PhD Defenses


Date Range
Wed August 9th 2023, 9:30 - 10:30am
PAB 232
Stanford overview

Photo by Linda Cicero

Ph.D. Candidate: Linsey Rodenbach

Research Advisor: 
David Goldhaber-Gordon

Date: August 9, 2023
Time: 9:30AM

Location: PAB 232

Zoom Link:

Zoom Password: email nickswan [at] (nickswan[at]stanford[dot]edu) for password.

The quantum anomalous Hall effect: uses in electrical metrology, and understanding residual dissipation

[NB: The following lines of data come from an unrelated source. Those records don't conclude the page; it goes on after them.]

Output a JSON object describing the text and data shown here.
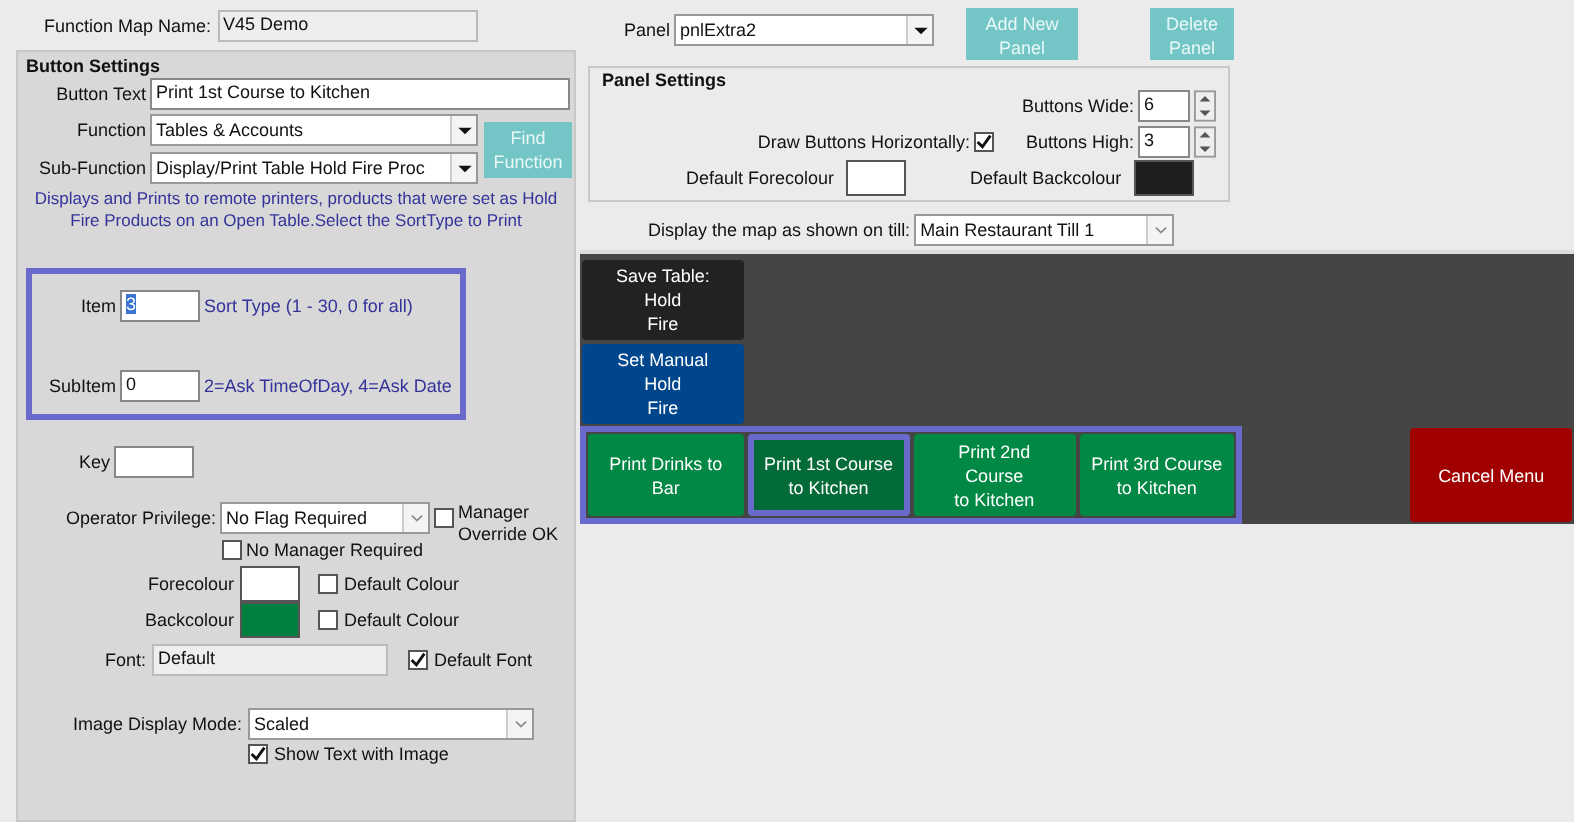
{
  "map_name": {
    "label": "Function Map Name:",
    "value": "V45 Demo"
  },
  "button_settings": {
    "title": "Button Settings",
    "button_text": {
      "label": "Button Text",
      "value": "Print 1st Course to Kitchen"
    },
    "function": {
      "label": "Function",
      "value": "Tables & Accounts"
    },
    "sub_function": {
      "label": "Sub-Function",
      "value": "Display/Print Table Hold Fire Proc"
    },
    "find_button": "Find Function",
    "description": "Displays and Prints to remote printers, products that were set as Hold Fire Products on an Open Table.Select the SortType to Print",
    "item_group_highlighted": true,
    "item": {
      "label": "Item",
      "value": "3",
      "hint": "Sort Type (1 - 30, 0 for all)"
    },
    "subitem": {
      "label": "SubItem",
      "value": "0",
      "hint": "2=Ask TimeOfDay, 4=Ask Date"
    },
    "key": {
      "label": "Key"
    },
    "operator_privilege": {
      "label": "Operator Privilege:",
      "value": "No Flag Required"
    },
    "manager_override": {
      "label": "Manager Override OK",
      "checked": false
    },
    "no_manager": {
      "label": "No Manager Required",
      "checked": false
    },
    "colours": [
      {
        "label": "Forecolour",
        "color": "#ffffff",
        "default_label": "Default Colour",
        "default_checked": false
      },
      {
        "label": "Backcolour",
        "color": "#008040",
        "default_label": "Default Colour",
        "default_checked": false
      }
    ],
    "font": {
      "label": "Font:",
      "value": "Default",
      "default_label": "Default Font",
      "default_checked": true
    },
    "image_mode": {
      "label": "Image Display Mode:",
      "value": "Scaled"
    },
    "show_text": {
      "label": "Show Text with Image",
      "checked": true
    }
  },
  "panel": {
    "label": "Panel",
    "value": "pnlExtra2"
  },
  "panel_buttons": [
    "Add New Panel",
    "Delete Panel"
  ],
  "panel_settings": {
    "title": "Panel Settings",
    "buttons_wide": {
      "label": "Buttons Wide:",
      "value": "6"
    },
    "buttons_high": {
      "label": "Buttons High:",
      "value": "3"
    },
    "draw_horizontally": {
      "label": "Draw Buttons Horizontally:",
      "checked": true
    },
    "default_forecolour": {
      "label": "Default Forecolour",
      "color": "#ffffff"
    },
    "default_backcolour": {
      "label": "Default Backcolour",
      "color": "#1e1e1e"
    }
  },
  "display_map": {
    "label": "Display the map as shown on till:",
    "value": "Main Restaurant Till 1"
  },
  "grid": {
    "rows": [
      {
        "cells": [
          {
            "kind": "button",
            "text": "Save Table:\nHold\nFire",
            "color": "#222222",
            "selected": false,
            "highlighted": false
          },
          {
            "kind": "empty"
          },
          {
            "kind": "empty"
          },
          {
            "kind": "empty"
          },
          {
            "kind": "empty"
          },
          {
            "kind": "empty"
          }
        ]
      },
      {
        "cells": [
          {
            "kind": "button",
            "text": "Set Manual\nHold\nFire",
            "color": "#00468c",
            "selected": false,
            "highlighted": false
          },
          {
            "kind": "empty"
          },
          {
            "kind": "empty"
          },
          {
            "kind": "empty"
          },
          {
            "kind": "empty"
          },
          {
            "kind": "empty"
          }
        ]
      },
      {
        "cells": [
          {
            "kind": "button",
            "text": "Print Drinks to\nBar",
            "color": "#008844",
            "selected": false,
            "highlighted": true
          },
          {
            "kind": "button",
            "text": "Print 1st Course\nto Kitchen",
            "color": "#036b37",
            "selected": true,
            "highlighted": true
          },
          {
            "kind": "button",
            "text": "Print 2nd\nCourse\nto Kitchen",
            "color": "#008844",
            "selected": false,
            "highlighted": true
          },
          {
            "kind": "button",
            "text": "Print 3rd Course\nto Kitchen",
            "color": "#008844",
            "selected": false,
            "highlighted": true
          },
          {
            "kind": "empty"
          },
          {
            "kind": "button",
            "text": "Cancel Menu",
            "color": "#a00000",
            "selected": false,
            "highlighted": false
          }
        ]
      }
    ]
  }
}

When a company manufactures and sells a resistor, they typically aim to traceably link its resistance value to a quantum Hall (QH) effect measurement. When a thin semiconductor is cooled to a low enough temperature and exposed to a large enough magnetic field, it exhibits zero longitudinal resistance and quantized Hall (transverse) resistance. This quantized resistance is a topological phenomenon, insensitive to sample details, and since 1990 has been used to define the ohm. Magnetic topological insulators exhibit the same resistance properties, but at zero magnetic field — this is the quantum anomalous Hall (QAH) effect. QAH materials offer significant advantages as possible replacements for QH resistance standards. Eliminating the need for large magnetic fields not only allows simplifying measurement infrastructure, but also allows a quantum resistance standard to be directly integrated with a Josephson voltage standard to produce a quantum current standard. However, all measurements of the QAH effect to date have observed non-zero longitudinal resistance despite quantization of the Hall resistance to h/e2 (where h is Planck’s constant and e the electron charge) being confirmed to within one part per billion[1]. This residual dissipation is strongly temperature-dependent, lowering the temperature at which the QAH effect is well-quantized and thus limiting industrial applications.

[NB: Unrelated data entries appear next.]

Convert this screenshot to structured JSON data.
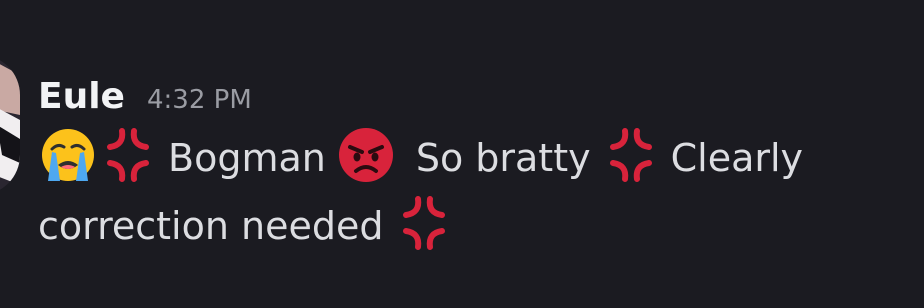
{
  "message": {
    "author": "Eule",
    "timestamp": "4:32 PM",
    "parts": {
      "word_bogman": "Bogman",
      "phrase_so_bratty": "So bratty",
      "word_clearly": "Clearly",
      "phrase_correction": "correction needed"
    },
    "emojis": [
      "loudly-crying-face-emoji",
      "anger-symbol-emoji",
      "pouting-face-emoji",
      "anger-symbol-emoji",
      "anger-symbol-emoji"
    ]
  },
  "colors": {
    "background": "#1b1b21",
    "username": "#f2f3f5",
    "timestamp": "#9a9ca3",
    "text": "#dcdde1",
    "anger_red": "#d8233b"
  }
}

This talk will focus on our efforts to understand residual dissipation in the QAH state of the canonical magnetic topological insulator — Cr-doped (BiSb)2Te3 — by decoupling edge and bulk dissipation using an annular geometry known as the Corbino disk[2]. I will show that despite their limitations, these materials are already useful within the field of electrical metrology. I will discuss how metrological measurements of resistance are made[3] and highlight the construction of a novel quantum current sensor based on a single-cryostat combination of a QAH resistor with a programmable Josephson voltage standard[4].